PROBLEM DETAILS:
Tally the lines of the data below that contain the string "kind". Give the tally and nothing else.

DATA EXCERPTS:
┏━━

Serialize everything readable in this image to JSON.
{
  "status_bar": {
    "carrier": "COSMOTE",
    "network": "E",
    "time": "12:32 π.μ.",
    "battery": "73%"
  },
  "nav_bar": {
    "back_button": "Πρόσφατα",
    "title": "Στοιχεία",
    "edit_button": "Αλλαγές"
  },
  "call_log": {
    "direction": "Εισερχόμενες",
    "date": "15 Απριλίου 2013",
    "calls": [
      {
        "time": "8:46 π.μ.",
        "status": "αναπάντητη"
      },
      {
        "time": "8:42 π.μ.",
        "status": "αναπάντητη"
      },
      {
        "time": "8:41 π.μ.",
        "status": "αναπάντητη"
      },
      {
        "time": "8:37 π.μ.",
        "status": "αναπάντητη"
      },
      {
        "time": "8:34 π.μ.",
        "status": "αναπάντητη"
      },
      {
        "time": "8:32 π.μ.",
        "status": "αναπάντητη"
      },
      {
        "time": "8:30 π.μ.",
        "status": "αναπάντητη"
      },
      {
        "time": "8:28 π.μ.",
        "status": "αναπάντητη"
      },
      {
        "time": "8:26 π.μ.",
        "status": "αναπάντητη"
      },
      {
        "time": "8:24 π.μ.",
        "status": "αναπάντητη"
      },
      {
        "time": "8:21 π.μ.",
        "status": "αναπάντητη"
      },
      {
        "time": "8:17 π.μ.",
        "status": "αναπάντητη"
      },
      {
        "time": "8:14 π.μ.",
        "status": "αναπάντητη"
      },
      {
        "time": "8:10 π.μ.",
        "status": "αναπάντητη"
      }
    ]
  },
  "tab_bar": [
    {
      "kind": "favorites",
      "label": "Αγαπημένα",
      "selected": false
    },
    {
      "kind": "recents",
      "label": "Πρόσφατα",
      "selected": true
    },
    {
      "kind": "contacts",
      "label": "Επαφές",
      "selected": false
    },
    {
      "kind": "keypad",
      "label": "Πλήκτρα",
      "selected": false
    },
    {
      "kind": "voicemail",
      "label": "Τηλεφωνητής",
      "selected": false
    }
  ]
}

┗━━

ANSWER FOR THE TASK:
5